$ sign-efi-sig-list -t "$(date --date='1 second' +'%Y-%m-%d %H:%M:%S')" \
  -k KEK.key -c KEK.crt dbx DBXUpdate.bin DBXUpdate.auth

You may need to change the path or filenames for KEK.key and KEK.crt. The process of adding the file to your dbx is similar to those described earlier, in Securing One Computer.

Using any of these procedures, be aware of the difference between adding dbx entries and replacing those entries. The DBXUpdate.bin file referred to earlier is intended to hold a complete set of dbx entries, and so should replace the existing dbx entries (if any are present). If you add the file, and if the computer already has a large set of dbx entries, you will be needlessly consuming NVRAM space with duplicate entries — possibly to the extent that you'll fill the computer's NVRAM and cause unpredictable problems. If you want to add more hashes or keys in addition to those included in an update file, you can do so after installing the major file.


Taking full control of your computer's Secure Boot keys is not for everybody; the process is tedious and error-prone.
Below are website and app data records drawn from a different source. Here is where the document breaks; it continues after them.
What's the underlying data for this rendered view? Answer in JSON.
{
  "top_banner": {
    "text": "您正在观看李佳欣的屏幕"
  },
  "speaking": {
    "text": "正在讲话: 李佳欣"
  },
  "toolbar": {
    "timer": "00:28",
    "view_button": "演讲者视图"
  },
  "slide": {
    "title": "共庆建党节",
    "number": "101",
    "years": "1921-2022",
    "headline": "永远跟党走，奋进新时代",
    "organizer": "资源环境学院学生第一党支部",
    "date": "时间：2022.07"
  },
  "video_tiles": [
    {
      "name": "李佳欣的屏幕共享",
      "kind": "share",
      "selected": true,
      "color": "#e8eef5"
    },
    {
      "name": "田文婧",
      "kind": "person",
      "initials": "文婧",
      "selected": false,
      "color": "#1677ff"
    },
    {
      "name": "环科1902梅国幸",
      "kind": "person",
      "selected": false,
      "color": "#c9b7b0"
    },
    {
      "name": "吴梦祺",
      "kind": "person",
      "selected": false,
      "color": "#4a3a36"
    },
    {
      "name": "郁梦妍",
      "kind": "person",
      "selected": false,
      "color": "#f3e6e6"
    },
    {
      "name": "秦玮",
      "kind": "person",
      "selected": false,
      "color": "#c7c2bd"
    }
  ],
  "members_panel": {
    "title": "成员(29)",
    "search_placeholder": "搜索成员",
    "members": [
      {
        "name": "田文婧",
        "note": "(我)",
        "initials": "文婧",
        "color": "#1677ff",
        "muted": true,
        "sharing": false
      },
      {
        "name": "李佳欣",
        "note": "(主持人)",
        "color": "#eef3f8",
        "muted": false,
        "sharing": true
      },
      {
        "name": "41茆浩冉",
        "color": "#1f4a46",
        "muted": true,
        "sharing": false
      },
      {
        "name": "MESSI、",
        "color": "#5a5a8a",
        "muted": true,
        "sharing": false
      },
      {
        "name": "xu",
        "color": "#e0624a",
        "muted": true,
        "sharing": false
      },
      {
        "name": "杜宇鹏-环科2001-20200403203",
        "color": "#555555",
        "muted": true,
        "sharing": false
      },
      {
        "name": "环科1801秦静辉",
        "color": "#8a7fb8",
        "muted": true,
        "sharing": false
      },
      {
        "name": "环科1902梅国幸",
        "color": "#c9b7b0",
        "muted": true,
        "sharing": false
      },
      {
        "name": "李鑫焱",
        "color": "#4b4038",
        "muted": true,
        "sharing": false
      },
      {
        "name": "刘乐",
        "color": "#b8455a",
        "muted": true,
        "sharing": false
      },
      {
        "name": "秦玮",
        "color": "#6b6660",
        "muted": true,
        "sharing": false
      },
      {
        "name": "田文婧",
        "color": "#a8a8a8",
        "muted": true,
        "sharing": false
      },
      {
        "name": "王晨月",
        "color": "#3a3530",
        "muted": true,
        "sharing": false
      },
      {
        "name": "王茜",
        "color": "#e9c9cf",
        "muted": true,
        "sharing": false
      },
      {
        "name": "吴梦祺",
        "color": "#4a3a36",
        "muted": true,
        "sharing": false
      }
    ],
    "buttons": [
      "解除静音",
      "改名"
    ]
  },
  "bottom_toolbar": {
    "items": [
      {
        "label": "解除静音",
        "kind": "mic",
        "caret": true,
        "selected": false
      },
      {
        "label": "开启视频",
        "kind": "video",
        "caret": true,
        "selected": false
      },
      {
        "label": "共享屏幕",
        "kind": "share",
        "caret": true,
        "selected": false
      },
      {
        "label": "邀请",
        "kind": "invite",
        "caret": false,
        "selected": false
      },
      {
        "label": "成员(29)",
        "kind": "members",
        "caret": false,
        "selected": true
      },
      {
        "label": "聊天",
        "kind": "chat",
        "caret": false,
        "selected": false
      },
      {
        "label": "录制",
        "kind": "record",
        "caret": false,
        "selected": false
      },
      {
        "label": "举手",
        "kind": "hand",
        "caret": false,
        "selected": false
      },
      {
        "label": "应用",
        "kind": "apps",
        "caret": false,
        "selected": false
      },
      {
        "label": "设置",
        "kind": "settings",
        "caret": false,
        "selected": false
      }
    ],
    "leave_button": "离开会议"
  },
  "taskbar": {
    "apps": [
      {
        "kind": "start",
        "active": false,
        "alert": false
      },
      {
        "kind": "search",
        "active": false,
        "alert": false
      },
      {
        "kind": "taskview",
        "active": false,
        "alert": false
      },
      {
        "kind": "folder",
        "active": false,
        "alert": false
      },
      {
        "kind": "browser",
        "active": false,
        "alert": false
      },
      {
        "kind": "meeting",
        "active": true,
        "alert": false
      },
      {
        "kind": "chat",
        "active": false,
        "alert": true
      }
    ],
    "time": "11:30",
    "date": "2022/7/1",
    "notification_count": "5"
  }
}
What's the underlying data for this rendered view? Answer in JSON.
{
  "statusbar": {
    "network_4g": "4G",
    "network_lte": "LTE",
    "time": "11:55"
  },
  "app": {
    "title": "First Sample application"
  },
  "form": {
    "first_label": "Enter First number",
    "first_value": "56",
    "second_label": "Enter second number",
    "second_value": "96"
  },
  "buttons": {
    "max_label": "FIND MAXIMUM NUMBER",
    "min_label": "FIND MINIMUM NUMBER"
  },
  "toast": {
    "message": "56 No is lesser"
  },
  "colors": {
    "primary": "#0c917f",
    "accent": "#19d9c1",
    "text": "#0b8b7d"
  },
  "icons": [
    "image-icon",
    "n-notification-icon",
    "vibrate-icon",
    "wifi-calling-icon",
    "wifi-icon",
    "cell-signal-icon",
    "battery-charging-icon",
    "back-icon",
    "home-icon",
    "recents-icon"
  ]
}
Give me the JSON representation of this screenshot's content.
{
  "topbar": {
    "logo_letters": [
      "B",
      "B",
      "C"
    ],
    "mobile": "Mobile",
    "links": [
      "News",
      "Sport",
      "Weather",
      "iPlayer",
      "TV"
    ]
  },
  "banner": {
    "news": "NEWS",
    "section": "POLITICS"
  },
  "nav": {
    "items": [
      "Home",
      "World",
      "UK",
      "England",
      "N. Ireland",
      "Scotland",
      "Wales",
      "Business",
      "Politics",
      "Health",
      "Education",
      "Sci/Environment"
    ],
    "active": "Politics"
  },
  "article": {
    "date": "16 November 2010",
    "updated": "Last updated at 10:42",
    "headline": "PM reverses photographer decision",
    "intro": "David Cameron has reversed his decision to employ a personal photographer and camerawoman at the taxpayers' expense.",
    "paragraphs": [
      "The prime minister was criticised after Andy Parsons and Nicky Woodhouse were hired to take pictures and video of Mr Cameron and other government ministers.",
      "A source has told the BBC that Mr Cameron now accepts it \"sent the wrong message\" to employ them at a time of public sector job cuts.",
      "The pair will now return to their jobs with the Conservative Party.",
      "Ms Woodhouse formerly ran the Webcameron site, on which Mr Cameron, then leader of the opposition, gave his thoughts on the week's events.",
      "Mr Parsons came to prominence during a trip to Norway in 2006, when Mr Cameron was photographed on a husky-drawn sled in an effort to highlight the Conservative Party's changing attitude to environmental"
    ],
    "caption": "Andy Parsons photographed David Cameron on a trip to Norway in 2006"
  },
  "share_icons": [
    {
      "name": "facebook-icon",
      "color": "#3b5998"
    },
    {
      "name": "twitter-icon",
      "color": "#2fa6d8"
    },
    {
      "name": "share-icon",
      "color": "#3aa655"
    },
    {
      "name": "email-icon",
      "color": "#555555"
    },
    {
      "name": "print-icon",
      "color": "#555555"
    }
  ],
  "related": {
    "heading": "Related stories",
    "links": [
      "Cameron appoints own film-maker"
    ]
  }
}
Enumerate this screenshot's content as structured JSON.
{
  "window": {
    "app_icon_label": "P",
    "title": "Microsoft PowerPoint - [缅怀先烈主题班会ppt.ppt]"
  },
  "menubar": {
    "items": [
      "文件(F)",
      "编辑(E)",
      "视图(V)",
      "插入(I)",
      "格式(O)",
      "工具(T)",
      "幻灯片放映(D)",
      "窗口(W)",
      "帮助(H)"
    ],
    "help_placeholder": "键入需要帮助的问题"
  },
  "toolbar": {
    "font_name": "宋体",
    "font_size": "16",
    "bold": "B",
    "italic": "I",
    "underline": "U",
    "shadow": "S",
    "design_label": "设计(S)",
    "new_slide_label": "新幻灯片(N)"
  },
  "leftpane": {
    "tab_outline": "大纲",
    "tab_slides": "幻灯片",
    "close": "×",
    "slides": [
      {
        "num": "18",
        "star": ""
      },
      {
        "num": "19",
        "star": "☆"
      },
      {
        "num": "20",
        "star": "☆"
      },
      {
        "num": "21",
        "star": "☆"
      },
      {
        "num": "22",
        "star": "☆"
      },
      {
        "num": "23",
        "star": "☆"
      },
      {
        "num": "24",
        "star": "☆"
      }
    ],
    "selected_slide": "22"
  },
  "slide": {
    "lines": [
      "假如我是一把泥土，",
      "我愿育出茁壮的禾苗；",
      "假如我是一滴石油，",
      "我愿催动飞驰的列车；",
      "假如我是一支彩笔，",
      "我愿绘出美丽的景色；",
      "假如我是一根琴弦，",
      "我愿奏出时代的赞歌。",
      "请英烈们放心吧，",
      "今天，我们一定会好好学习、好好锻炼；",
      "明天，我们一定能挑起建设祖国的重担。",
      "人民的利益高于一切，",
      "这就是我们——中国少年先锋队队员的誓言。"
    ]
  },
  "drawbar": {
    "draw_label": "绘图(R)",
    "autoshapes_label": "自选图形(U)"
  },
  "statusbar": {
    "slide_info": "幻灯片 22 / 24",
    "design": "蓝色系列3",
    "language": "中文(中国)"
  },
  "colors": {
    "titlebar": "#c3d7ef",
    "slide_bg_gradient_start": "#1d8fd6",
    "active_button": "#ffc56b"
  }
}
It has the potential, though, to improve your computer's security by ensuring that only boot loaders and kernels you have explicitly approved can run.

Go on to "Repairing Boot Repair"

Return to "Managing EFI Boot Loaders for Linux" main page

copyright © 2015–2023 by Roderick W. Smith

If you have problems with or comments about this web page, please e-mail me at Thanks.

Return to my main Web page.